Problem to solve: Each line below must be reproduced exactly.

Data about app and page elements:
──────────
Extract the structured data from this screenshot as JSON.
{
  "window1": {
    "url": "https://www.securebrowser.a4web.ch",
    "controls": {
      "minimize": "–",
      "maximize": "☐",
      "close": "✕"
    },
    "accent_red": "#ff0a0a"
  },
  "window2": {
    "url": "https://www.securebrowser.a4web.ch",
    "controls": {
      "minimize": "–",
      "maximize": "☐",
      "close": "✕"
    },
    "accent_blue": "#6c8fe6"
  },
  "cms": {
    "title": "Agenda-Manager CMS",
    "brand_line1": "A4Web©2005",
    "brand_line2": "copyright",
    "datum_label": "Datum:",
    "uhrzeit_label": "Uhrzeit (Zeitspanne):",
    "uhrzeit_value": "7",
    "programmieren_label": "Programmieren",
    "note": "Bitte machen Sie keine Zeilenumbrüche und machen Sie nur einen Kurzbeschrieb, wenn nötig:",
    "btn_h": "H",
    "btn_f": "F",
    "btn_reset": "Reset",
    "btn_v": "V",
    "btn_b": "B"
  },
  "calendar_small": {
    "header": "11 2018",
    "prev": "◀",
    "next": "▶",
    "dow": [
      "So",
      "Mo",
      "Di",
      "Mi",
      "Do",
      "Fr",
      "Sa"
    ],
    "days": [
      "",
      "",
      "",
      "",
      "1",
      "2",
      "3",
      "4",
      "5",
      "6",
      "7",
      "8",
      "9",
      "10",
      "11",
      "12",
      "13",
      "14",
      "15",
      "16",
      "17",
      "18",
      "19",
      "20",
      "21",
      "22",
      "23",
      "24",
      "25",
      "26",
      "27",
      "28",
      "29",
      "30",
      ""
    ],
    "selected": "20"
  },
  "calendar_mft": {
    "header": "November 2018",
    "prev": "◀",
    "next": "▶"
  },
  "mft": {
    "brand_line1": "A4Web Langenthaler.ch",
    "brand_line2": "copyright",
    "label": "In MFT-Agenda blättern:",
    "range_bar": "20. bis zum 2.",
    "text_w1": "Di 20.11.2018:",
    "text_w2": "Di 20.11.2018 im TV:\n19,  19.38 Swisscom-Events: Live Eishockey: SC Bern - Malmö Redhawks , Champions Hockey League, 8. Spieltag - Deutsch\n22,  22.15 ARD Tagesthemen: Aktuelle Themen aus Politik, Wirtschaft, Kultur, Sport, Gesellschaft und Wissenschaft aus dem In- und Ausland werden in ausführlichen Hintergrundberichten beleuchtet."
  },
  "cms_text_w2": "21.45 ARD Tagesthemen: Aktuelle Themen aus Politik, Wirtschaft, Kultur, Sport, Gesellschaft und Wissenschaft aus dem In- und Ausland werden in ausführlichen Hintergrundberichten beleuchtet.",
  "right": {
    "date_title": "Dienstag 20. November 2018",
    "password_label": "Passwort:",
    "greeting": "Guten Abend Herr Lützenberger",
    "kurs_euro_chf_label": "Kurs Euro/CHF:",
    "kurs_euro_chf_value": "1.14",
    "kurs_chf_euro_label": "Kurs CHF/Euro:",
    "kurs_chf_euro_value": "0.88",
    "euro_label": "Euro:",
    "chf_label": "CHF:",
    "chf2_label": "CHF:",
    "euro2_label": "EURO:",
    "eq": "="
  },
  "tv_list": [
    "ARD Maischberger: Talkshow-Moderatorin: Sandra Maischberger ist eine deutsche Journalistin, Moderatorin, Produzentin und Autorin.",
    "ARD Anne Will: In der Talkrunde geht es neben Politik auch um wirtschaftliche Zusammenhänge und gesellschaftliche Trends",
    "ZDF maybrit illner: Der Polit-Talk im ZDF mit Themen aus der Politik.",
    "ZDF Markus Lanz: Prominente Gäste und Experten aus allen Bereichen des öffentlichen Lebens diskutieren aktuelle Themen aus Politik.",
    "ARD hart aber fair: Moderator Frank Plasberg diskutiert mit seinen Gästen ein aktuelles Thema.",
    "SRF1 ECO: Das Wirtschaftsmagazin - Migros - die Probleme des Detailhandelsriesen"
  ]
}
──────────
Exercise result:
Extract the structured data from this screenshot as JSON.
{
  "window1": {
    "url": "https://www.securebrowser.a4web.ch",
    "controls": {
      "minimize": "–",
      "maximize": "☐",
      "close": "✕"
    },
    "accent_red": "#ff0a0a"
  },
  "window2": {
    "url": "https://www.securebrowser.a4web.ch",
    "controls": {
      "minimize": "–",
      "maximize": "☐",
      "close": "✕"
    },
    "accent_blue": "#6c8fe6"
  },
  "cms": {
    "title": "Agenda-Manager CMS",
    "brand_line1": "A4Web©2005",
    "brand_line2": "copyright",
    "datum_label": "Datum:",
    "uhrzeit_label": "Uhrzeit (Zeitspanne):",
    "uhrzeit_value": "7",
    "programmieren_label": "Programmieren",
    "note": "Bitte machen Sie keine Zeilenumbrüche und machen Sie nur einen Kurzbeschrieb, wenn nötig:",
    "btn_h": "H",
    "btn_f": "F",
    "btn_reset": "Reset",
    "btn_v": "V",
    "btn_b": "B"
  },
  "calendar_small": {
    "header": "11 2018",
    "prev": "◀",
    "next": "▶",
    "dow": [
      "So",
      "Mo",
      "Di",
      "Mi",
      "Do",
      "Fr",
      "Sa"
    ],
    "days": [
      "",
      "",
      "",
      "",
      "1",
      "2",
      "3",
      "4",
      "5",
      "6",
      "7",
      "8",
      "9",
      "10",
      "11",
      "12",
      "13",
      "14",
      "15",
      "16",
      "17",
      "18",
      "19",
      "20",
      "21",
      "22",
      "23",
      "24",
      "25",
      "26",
      "27",
      "28",
      "29",
      "30",
      ""
    ],
    "selected": "20"
  },
  "calendar_mft": {
    "header": "November 2018",
    "prev": "◀",
    "next": "▶"
  },
  "mft": {
    "brand_line1": "A4Web Langenthaler.ch",
    "brand_line2": "copyright",
    "label": "In MFT-Agenda blättern:",
    "range_bar": "20. bis zum 2.",
    "text_w1": "Di 20.11.2018:",
    "text_w2": "Di 20.11.2018 im TV:\n19,  19.38 Swisscom-Events: Live Eishockey: SC Bern - Malmö Redhawks , Champions Hockey League, 8. Spieltag - Deutsch\n22,  22.15 ARD Tagesthemen: Aktuelle Themen aus Politik, Wirtschaft, Kultur, Sport, Gesellschaft und Wissenschaft aus dem In- und Ausland werden in ausführlichen Hintergrundberichten beleuchtet."
  },
  "cms_text_w2": "21.45 ARD Tagesthemen: Aktuelle Themen aus Politik, Wirtschaft, Kultur, Sport, Gesellschaft und Wissenschaft aus dem In- und Ausland werden in ausführlichen Hintergrundberichten beleuchtet.",
  "right": {
    "date_title": "Dienstag 20. November 2018",
    "password_label": "Passwort:",
    "greeting": "Guten Abend Herr Lützenberger",
    "kurs_euro_chf_label": "Kurs Euro/CHF:",
    "kurs_euro_chf_value": "1.14",
    "kurs_chf_euro_label": "Kurs CHF/Euro:",
    "kurs_chf_euro_value": "0.88",
    "euro_label": "Euro:",
    "chf_label": "CHF:",
    "chf2_label": "CHF:",
    "euro2_label": "EURO:",
    "eq": "="
  },
  "tv_list": [
    "ARD Maischberger: Talkshow-Moderatorin: Sandra Maischberger ist eine deutsche Journalistin, Moderatorin, Produzentin und Autorin.",
    "ARD Anne Will: In der Talkrunde geht es neben Politik auch um wirtschaftliche Zusammenhänge und gesellschaftliche Trends",
    "ZDF maybrit illner: Der Polit-Talk im ZDF mit Themen aus der Politik.",
    "ZDF Markus Lanz: Prominente Gäste und Experten aus allen Bereichen des öffentlichen Lebens diskutieren aktuelle Themen aus Politik.",
    "ARD hart aber fair: Moderator Frank Plasberg diskutiert mit seinen Gästen ein aktuelles Thema.",
    "SRF1 ECO: Das Wirtschaftsmagazin - Migros - die Probleme des Detailhandelsriesen"
  ]
}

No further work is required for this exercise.